How prepared are you in case of an earthquake? Do you know what to do in the event of flash flooding? These are the types of questions you should regularly ask yourself and your neighbors to remain safe in the event of a disaster.
September marks National Preparedness Month, a time for everyone to learn about and prepare for emergencies that could affect us at home, in the workplace and where we travel.
The Ready Campaign
As part of this effort, the federal government launched the Ready Campaign to educate and empower Americans to prepare for and respond to emergencies, including natural and man-made disasters.
Among the many helpful tips and tools, the campaign emphasizes three important steps:
- Build an emergency supply kit
- Create a family emergency plan
- Stay informed about the different types of emergencies that could occur and their appropriate responses.
Does your family have an emergency plan? What about your neighbors? Share your plan in the comments below, and encourage those closest to you to create one.
We all have a responsibility when it comes to safety.

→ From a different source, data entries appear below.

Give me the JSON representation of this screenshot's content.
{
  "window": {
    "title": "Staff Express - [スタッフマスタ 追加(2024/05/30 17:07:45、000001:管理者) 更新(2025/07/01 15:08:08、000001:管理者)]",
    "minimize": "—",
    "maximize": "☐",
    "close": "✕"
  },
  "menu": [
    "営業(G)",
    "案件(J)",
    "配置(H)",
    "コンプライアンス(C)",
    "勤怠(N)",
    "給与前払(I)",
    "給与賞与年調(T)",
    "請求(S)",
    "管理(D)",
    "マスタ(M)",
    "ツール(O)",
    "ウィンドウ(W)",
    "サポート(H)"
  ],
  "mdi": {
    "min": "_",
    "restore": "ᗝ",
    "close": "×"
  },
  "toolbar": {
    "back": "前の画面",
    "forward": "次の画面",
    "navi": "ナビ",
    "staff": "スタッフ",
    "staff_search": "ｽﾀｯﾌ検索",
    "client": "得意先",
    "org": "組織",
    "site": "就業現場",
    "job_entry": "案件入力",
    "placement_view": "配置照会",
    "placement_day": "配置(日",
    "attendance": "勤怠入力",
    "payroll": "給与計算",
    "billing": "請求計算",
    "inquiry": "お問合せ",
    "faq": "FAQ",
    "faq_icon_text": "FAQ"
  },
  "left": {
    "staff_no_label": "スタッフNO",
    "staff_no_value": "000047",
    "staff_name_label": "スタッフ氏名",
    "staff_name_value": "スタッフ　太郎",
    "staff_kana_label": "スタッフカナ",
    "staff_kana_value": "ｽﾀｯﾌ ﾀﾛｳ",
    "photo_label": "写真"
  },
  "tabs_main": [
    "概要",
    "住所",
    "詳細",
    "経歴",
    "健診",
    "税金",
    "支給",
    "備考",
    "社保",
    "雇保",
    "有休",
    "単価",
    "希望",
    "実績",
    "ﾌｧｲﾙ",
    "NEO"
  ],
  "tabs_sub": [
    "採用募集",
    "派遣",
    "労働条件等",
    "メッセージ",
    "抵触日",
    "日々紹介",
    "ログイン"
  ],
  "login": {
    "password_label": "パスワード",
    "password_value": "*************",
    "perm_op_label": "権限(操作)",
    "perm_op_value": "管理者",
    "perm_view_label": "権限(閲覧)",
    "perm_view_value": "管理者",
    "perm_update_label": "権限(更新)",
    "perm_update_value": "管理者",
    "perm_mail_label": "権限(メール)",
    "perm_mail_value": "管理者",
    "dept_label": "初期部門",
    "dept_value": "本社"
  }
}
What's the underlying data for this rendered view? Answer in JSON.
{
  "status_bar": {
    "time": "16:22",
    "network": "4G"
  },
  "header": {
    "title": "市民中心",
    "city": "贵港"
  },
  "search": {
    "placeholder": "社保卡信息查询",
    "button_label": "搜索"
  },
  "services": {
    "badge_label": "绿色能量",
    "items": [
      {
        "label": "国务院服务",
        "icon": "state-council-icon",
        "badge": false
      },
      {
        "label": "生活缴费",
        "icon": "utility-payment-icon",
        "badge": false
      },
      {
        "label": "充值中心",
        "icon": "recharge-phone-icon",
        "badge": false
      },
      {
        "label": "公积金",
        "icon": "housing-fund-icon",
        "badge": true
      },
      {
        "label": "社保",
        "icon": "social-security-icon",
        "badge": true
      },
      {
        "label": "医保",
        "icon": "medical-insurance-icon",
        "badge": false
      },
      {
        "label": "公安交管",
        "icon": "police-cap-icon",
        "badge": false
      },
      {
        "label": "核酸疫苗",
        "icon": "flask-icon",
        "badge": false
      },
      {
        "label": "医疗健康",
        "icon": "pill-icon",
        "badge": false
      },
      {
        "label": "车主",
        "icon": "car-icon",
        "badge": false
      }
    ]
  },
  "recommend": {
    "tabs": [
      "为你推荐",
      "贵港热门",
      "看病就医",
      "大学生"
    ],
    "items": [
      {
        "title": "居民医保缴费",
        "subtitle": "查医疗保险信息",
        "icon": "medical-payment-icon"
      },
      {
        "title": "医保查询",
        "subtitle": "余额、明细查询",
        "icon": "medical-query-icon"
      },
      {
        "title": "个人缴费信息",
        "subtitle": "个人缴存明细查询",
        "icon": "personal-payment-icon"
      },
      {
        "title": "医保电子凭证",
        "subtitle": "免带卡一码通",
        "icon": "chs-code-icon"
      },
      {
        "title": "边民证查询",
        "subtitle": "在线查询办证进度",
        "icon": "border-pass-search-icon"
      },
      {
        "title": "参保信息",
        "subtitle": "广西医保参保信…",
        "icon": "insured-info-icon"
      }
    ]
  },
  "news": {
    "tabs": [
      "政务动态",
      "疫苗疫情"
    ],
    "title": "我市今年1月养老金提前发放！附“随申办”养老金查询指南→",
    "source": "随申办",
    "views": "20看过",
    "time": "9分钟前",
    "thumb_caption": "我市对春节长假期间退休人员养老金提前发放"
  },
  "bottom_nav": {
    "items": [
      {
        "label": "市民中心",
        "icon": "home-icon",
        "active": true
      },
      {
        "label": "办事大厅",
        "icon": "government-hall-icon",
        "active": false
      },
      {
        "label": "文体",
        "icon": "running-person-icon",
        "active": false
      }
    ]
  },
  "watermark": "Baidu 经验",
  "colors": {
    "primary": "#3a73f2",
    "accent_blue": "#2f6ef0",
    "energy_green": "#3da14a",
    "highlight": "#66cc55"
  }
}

The right tools, proper safety precautions and a fast reaction time are critical in emergency situations.
At The San Diego Foundation, Facility Manager Otto Delacruz keeps this top of mind to ensure our staff and neighboring businesses are safe.
As Otto explains it, “A community that is proactive in communication and collaboration towards preparedness stands a greater chance for survival during a major disaster. In addition, it could alleviate some burden from government agencies, police, fire and medical teams, allowing them to better utilize their limited resources in areas that need their attention most.”
Don’t wait, start planning today.
“At home, talking with family members about preparedness not only helps inform and educate them, it also leads to developing strategies that provide them with direction during an emergency,” emphasizes Otto.
Responsibility also extends beyond the home and into the workplace. “Businesses and business leaders should determine their potential risks and develop strategies on how to best deal with them,” urges Otto.
We are all part of one community and the best preparedness starts with a simple conversation.”
To learn more about how to create a plan and prepare for disasters, National Weather Service San Diego and the Young Meteorologist Program are hosting an informative event for families on September 17. Attendees will learn tips about safety and preparedness from natural hazards with local First-Responders.
If you miss the event, there are still plenty of resources to help you get started.
Does your family have an emergency plan? Share it in the comments below!